How do bicycle shocks and suspension affect the performance of a bicycle? — D
When the wheels of a bicycle are attached directly to the frame of a bicycle, the wheels and frame must move together. When one of the wheels hits a bump, both that wheel and the frame must accelerate upward together. When this happens, the bump exerts a huge upward force on the wheel and everything, including the unfortunate rider, experiences a sudden upward acceleration. A sudden jolt of this sort is unpleasant—the seat of the bicycle pushes upward violently on the rider and the rider feels large forces throughout his or her body. Each body part pushes upward on the body part above it so that everything leaps upward.

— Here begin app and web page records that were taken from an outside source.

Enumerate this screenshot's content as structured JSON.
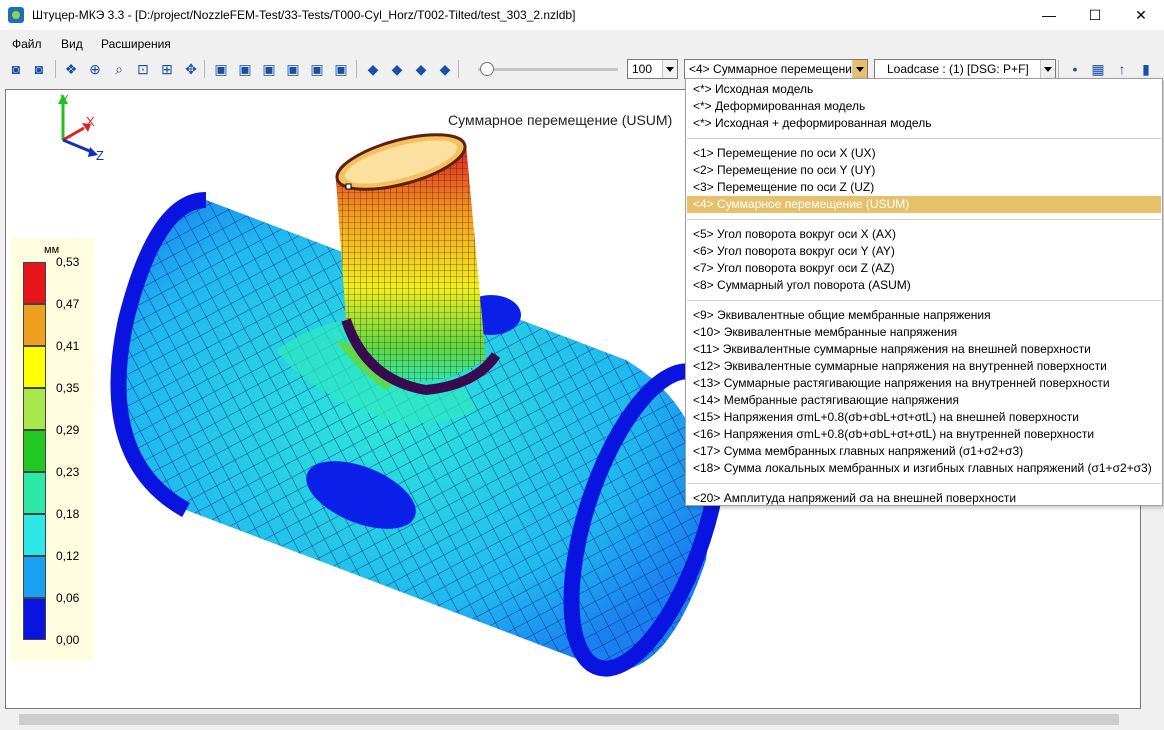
{
  "window": {
    "title": "Штуцер-МКЭ 3.3 - [D:/project/NozzleFEM-Test/33-Tests/T000-Cyl_Horz/T002-Tilted/test_303_2.nzldb]",
    "minimize": "—",
    "maximize": "☐",
    "close": "✕"
  },
  "menu": [
    "Файл",
    "Вид",
    "Расширения"
  ],
  "toolbar": {
    "zoom_value": "100",
    "result_select": "<4> Суммарное перемещени",
    "loadcase_select": "Loadcase : (1) [DSG: P+F]",
    "slider_level": 0.05,
    "icons": [
      "camera-icon",
      "camera-save-icon",
      "model-icon",
      "mesh-icon",
      "zoom-icon",
      "zoom-window-icon",
      "fit-icon",
      "pan-icon",
      "view-front-icon",
      "view-back-icon",
      "view-left-icon",
      "view-right-icon",
      "view-top-icon",
      "view-bottom-icon",
      "iso-view-1-icon",
      "iso-view-2-icon",
      "iso-view-3-icon",
      "iso-view-4-icon",
      "node-icon",
      "surface-icon",
      "force-icon",
      "battery-icon"
    ]
  },
  "viewport": {
    "result_title": "Суммарное перемещение (USUM)",
    "axes": {
      "y": "Y",
      "x": "X",
      "z": "Z"
    }
  },
  "legend": {
    "unit": "мм",
    "values": [
      "0,53",
      "0,47",
      "0,41",
      "0,35",
      "0,29",
      "0,23",
      "0,18",
      "0,12",
      "0,06",
      "0,00"
    ],
    "colors": [
      "#e8141c",
      "#f0a020",
      "#ffff00",
      "#a8e84c",
      "#22c822",
      "#2ee8a8",
      "#2ee8e8",
      "#1aa0f0",
      "#0a14e0"
    ]
  },
  "dropdown": {
    "groups": [
      [
        "<*> Исходная модель",
        "<*> Деформированная модель",
        "<*> Исходная + деформированная модель"
      ],
      [
        "<1> Перемещение по оси X (UX)",
        "<2> Перемещение по оси Y (UY)",
        "<3> Перемещение по оси Z (UZ)",
        "<4> Суммарное перемещение (USUM)"
      ],
      [
        "<5> Угол поворота вокруг оси X (AX)",
        "<6> Угол поворота вокруг оси Y (AY)",
        "<7> Угол поворота вокруг оси Z (AZ)",
        "<8> Суммарный угол поворота (ASUM)"
      ],
      [
        "<9> Эквивалентные общие мембранные напряжения",
        "<10> Эквивалентные мембранные напряжения",
        "<11> Эквивалентные суммарные напряжения на внешней поверхности",
        "<12> Эквивалентные суммарные напряжения на внутренней поверхности",
        "<13> Суммарные растягивающие напряжения на внутренней поверхности",
        "<14> Мембранные растягивающие напряжения",
        "<15> Напряжения σmL+0.8(σb+σbL+σt+σtL) на внешней поверхности",
        "<16> Напряжения σmL+0.8(σb+σbL+σt+σtL) на внутренней поверхности",
        "<17> Сумма мембранных главных напряжений (σ1+σ2+σ3)",
        "<18> Сумма локальных мембранных и изгибных главных напряжений (σ1+σ2+σ3)"
      ],
      [
        "<20> Амплитуда напряжений σa на внешней поверхности"
      ]
    ],
    "selected": "<4> Суммарное перемещение (USUM)"
  }
}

To reduce the upward acceleration that the rider experiences, the direct connection between the bicycle wheels and the frame can be replaced by a spring suspension. When the wheel of a bicycle with a spring suspension encounters a bump, the springs compress and the force on the frame and rider is much smaller. The rider still accelerates upward, but not as rapidly as the wheel and without the abrupt jolt of a suspensionless bicycle. In fact, by the time the rider has begun to rise much, the wheel will probably have rolled back off the bump and the spring will return to its original shape. Overall, the rider will barely move at all and will hardly notice the bump.
But a spring suspension isn’t perfect by itself. Suppose that the bicycle rolled over a curb and onto a sidewalk. This bump doesn’t end—the pavement level rises permanently. When the wheel hits the curb, it rises suddenly and compresses the spring. But since the wheel never drops back to its original height, the only way for the spring to decompress back to its original shape is for the frame and rider to rise. And that’s what happens. But the frame and rider don’t stop moving once the spring has reached its original shape. They have upward momentum and they continuing rising. The spring begins to stretch upward now. Eventually the frame and rider stop rising and begin to descend again, but they continue to bounce up and down as though they were on a pogo stick. In effect, they are on a pogo stick. When a spring is compressed or stretch, it stores energy. If there is nothing to get rid of the energy stored in the bicycle’s compressed or stretched spring, the frame and rider will continue to bounce up and down indefinitely.
To stop the bouncing (and prevent most of it in the first place), a bicycle with a spring suspension also has shock absorbers. These devices waste energy whenever the wheel and frame move relative to one another. Whether the spring is compressing or stretching, the shock absorber extracts energy from the wheel, frame, and spring, and turns that energy into thermal energy. As a result, the frame and rider don’t bounce significantly after the wheel rides up and onto the curb. Similar issues occur in cars, where shock absorbers damp out the bouncing that can occur because the car body is suspended above the wheels on springs.